I’m getting this question in some form a lot these days: How should I vote as a Christian? The latest version came via email, so thought I’d share the question and my answer here — with a few more thoughts added since — as a little bonus Ten Minute Truth. I hope it helps you as you think and pray things through.
Q: I’m trying to figure out if I’m going to vote or not this year. I have reason to think I need to, however unless I’m settling for second best, I can’t see myself voting. With hopes for me to gain a better understanding, can you share with me HOW to approach voting? Like what I need to be asking myself? And how God would have me act? I desire to honor God in my vote, only I’m unable to see how I can do that.
A: To start thinking about how to vote, or to make any choice really, we dig down to the foundations of what is true and work out from there.
In this case, we know that God is in control (Psalm 115:3, Isaiah 45:7), that He can work even evil for our good (Genesis 50:20, 2 Corinthians 4:15, Romans 8:28), and that He puts the rulers of nations in place (Romans 13:1, Daniel 2:21).
So already, I am more at ease. God will do as he pleases, and He will see His will accomplished. Whoever ascends to the presidency of what is currently the earth’s most powerful nation will be His choice, whether for the benefit of our country and the world, or for its judgment. He will remain righteous and good in choosing either.
(Side note: I personally doubt this election year means the end of all things, but if somehow it does, this should ultimately cause us joy and not sorrow as Christ-followers. Our hope is in the coming eternal kingdom and reign of Christ; if ours is in America or this world, we have strayed from the core of our faith. Hebrews 11:16; Titus 2:13; Philippians 1:23, 2 Timothy 4:8.)
This is where the rubber of truth hits the road, then: The natural, logical outworking of the biblical doctrines of God mentioned above means that whatever the outcome of the vote this November, God has allowed it and orchestrated it.
To achieve this end, it means that, yes, He will allow some people to vote for the Republican candidate, and He will allow some to vote for the Democratic candidate. There will be some who He allows to vote for a third party or to write in another option. There will be some who He allows to abstain, whether from conscience or from apathy.

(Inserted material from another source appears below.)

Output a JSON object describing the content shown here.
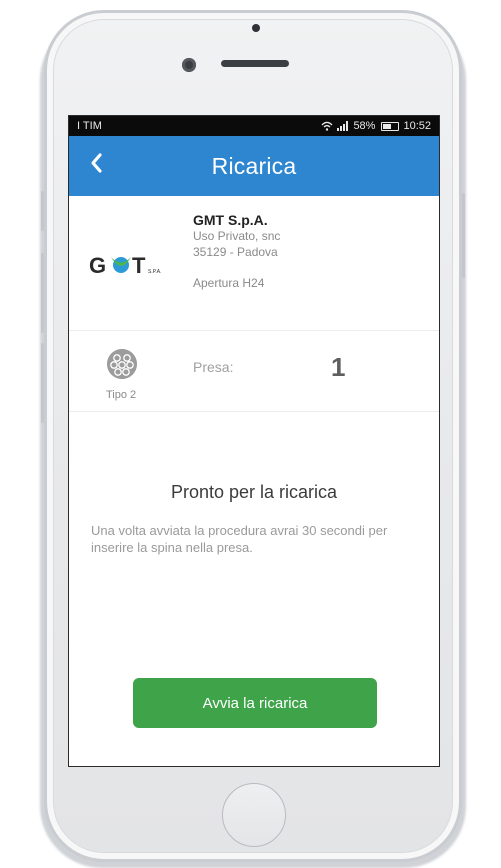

So what about me? Does this mean I have no responsibility at all? If God’s got it covered, why does it matter what I do?
Actually, it matters a great deal. And that’s because God asks me to obey, and never to produce outcomes (read more about this here). He asks me to follow Him and trust Him, and He’ll take care of how it all turns out. He wants my heart, not my results. In fact, He’s already all over the results: Many are the plans in the mind of a man, but it is the purpose of the Lord that will stand (Psalm 19:21).

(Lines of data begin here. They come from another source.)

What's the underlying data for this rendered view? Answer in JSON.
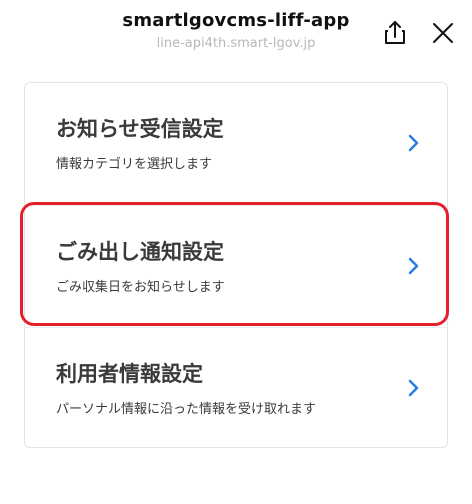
{
  "header": {
    "title": "smartlgovcms-liff-app",
    "subtitle": "line-api4th.smart-lgov.jp",
    "share_icon": "share-icon",
    "close_icon": "close-icon"
  },
  "menu": {
    "items": [
      {
        "title": "お知らせ受信設定",
        "description": "情報カテゴリを選択します",
        "icon": "chevron-right-icon"
      },
      {
        "title": "ごみ出し通知設定",
        "description": "ごみ収集日をお知らせします",
        "icon": "chevron-right-icon"
      },
      {
        "title": "利用者情報設定",
        "description": "パーソナル情報に沿った情報を受け取れます",
        "icon": "chevron-right-icon"
      }
    ]
  },
  "colors": {
    "chevron": "#2a7de1",
    "highlight": "#e5202c"
  }
}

So, therefore, it is up to me to get on my knees before God, and to dig in to His Word far more than I dig in to the news channels or my anger, and to surrender to His heart for my choices. Obedience, trust, and truth are what shapes me, not outcomes.
You say you currently feel that you cannot honor God by voting for either of the choices before you. We have a while to go before the election; maybe that feeling will change, and maybe it won’t.
But I believe that your choice, even if you come to the conclusion in prayer that you cannot vote, or that you will write in another candidate, or that you will ultimately choose what you see as the lesser of two evils, can all be places of conviction that can be directed by the Lord to achieve His will. If you are listening to Him and asking Him what to do, there is only obedience ahead of you, whatever box you check or do not check. God is not withholding obedience from His children who are earnestly seeking it (2 Chronicles 16:9; Isaiah 30:21).
Ultimately, to honor God with your vote means that you trust Him with the results. Hopefully this gives you peace about this decision, and less hope in your own choices, and in the end, a greater awe of our God who holds all things in place, no matter what we choose.